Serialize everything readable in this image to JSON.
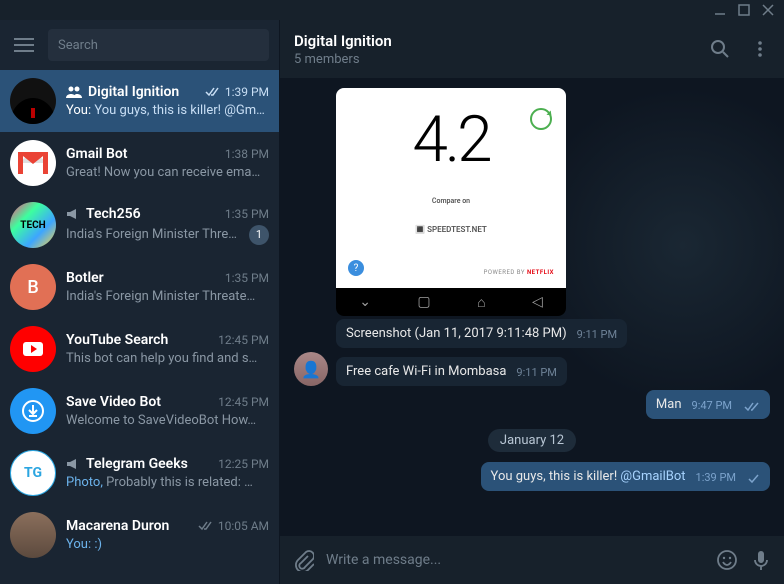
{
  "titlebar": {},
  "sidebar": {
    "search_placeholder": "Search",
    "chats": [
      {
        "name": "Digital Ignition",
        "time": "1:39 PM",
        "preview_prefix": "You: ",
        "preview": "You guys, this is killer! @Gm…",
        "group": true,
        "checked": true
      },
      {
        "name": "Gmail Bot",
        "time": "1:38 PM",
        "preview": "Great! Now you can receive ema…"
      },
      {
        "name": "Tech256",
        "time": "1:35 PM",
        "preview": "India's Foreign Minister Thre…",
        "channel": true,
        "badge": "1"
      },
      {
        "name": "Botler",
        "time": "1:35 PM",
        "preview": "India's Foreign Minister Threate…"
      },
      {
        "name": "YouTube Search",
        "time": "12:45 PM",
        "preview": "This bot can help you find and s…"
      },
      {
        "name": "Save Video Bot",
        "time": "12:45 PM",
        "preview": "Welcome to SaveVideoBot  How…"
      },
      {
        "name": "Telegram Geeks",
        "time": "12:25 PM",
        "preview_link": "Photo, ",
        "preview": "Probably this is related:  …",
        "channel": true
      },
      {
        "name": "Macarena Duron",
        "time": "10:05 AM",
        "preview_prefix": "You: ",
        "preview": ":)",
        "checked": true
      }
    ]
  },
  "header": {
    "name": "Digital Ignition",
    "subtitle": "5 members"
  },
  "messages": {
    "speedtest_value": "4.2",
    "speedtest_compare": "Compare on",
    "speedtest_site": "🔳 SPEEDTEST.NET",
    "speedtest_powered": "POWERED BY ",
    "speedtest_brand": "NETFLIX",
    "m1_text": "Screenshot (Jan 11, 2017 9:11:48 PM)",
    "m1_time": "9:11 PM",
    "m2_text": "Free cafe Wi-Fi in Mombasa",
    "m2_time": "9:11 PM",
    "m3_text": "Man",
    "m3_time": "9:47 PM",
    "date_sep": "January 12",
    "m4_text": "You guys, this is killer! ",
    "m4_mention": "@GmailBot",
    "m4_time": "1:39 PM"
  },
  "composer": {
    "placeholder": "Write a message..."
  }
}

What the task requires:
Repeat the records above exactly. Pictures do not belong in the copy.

Exercise response:
Serialize everything readable in this image to JSON.
{
  "titlebar": {},
  "sidebar": {
    "search_placeholder": "Search",
    "chats": [
      {
        "name": "Digital Ignition",
        "time": "1:39 PM",
        "preview_prefix": "You: ",
        "preview": "You guys, this is killer! @Gm…",
        "group": true,
        "checked": true
      },
      {
        "name": "Gmail Bot",
        "time": "1:38 PM",
        "preview": "Great! Now you can receive ema…"
      },
      {
        "name": "Tech256",
        "time": "1:35 PM",
        "preview": "India's Foreign Minister Thre…",
        "channel": true,
        "badge": "1"
      },
      {
        "name": "Botler",
        "time": "1:35 PM",
        "preview": "India's Foreign Minister Threate…"
      },
      {
        "name": "YouTube Search",
        "time": "12:45 PM",
        "preview": "This bot can help you find and s…"
      },
      {
        "name": "Save Video Bot",
        "time": "12:45 PM",
        "preview": "Welcome to SaveVideoBot  How…"
      },
      {
        "name": "Telegram Geeks",
        "time": "12:25 PM",
        "preview_link": "Photo, ",
        "preview": "Probably this is related:  …",
        "channel": true
      },
      {
        "name": "Macarena Duron",
        "time": "10:05 AM",
        "preview_prefix": "You: ",
        "preview": ":)",
        "checked": true
      }
    ]
  },
  "header": {
    "name": "Digital Ignition",
    "subtitle": "5 members"
  },
  "messages": {
    "speedtest_value": "4.2",
    "speedtest_compare": "Compare on",
    "speedtest_site": "🔳 SPEEDTEST.NET",
    "speedtest_powered": "POWERED BY ",
    "speedtest_brand": "NETFLIX",
    "m1_text": "Screenshot (Jan 11, 2017 9:11:48 PM)",
    "m1_time": "9:11 PM",
    "m2_text": "Free cafe Wi-Fi in Mombasa",
    "m2_time": "9:11 PM",
    "m3_text": "Man",
    "m3_time": "9:47 PM",
    "date_sep": "January 12",
    "m4_text": "You guys, this is killer! ",
    "m4_mention": "@GmailBot",
    "m4_time": "1:39 PM"
  },
  "composer": {
    "placeholder": "Write a message..."
  }
}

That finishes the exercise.